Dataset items
◇ ◇ ◇ ◇

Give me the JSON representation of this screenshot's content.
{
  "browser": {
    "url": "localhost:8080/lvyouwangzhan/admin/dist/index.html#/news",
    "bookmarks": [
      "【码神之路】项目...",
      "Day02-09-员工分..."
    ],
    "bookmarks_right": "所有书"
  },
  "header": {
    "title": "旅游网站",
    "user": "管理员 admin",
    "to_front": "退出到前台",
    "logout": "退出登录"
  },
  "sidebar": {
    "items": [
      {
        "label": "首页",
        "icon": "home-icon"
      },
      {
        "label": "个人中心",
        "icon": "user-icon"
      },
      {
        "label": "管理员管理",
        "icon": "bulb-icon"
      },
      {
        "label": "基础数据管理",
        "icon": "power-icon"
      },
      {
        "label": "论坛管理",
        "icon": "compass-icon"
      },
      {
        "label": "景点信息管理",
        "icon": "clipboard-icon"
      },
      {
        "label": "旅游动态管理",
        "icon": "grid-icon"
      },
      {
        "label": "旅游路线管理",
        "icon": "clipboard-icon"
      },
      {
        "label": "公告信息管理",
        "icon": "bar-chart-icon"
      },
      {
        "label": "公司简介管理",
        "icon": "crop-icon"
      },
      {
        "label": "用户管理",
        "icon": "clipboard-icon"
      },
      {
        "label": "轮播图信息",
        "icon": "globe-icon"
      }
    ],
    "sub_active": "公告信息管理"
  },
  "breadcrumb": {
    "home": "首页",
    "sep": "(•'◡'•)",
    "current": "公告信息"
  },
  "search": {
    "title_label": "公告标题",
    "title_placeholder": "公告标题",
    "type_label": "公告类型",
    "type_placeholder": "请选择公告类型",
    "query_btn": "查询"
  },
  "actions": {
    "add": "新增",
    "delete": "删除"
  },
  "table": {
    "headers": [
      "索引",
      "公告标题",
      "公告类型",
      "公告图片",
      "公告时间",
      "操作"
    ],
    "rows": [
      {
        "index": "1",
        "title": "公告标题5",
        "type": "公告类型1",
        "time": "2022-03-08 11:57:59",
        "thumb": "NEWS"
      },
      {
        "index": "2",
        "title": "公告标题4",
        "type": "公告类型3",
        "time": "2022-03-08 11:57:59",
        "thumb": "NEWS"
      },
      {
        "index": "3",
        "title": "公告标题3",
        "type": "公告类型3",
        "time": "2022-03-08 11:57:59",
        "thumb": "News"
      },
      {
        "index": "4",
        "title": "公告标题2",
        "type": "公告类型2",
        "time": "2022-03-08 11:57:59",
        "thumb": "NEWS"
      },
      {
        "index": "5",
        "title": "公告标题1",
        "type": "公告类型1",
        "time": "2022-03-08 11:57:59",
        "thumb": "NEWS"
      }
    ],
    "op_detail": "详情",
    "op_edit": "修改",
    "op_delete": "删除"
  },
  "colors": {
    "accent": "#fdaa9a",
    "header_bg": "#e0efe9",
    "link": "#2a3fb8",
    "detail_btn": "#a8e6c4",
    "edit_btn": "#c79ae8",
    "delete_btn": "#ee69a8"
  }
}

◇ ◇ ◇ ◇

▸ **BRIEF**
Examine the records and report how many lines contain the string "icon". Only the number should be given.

▸ **SOLUTION TO THIS TASK**
12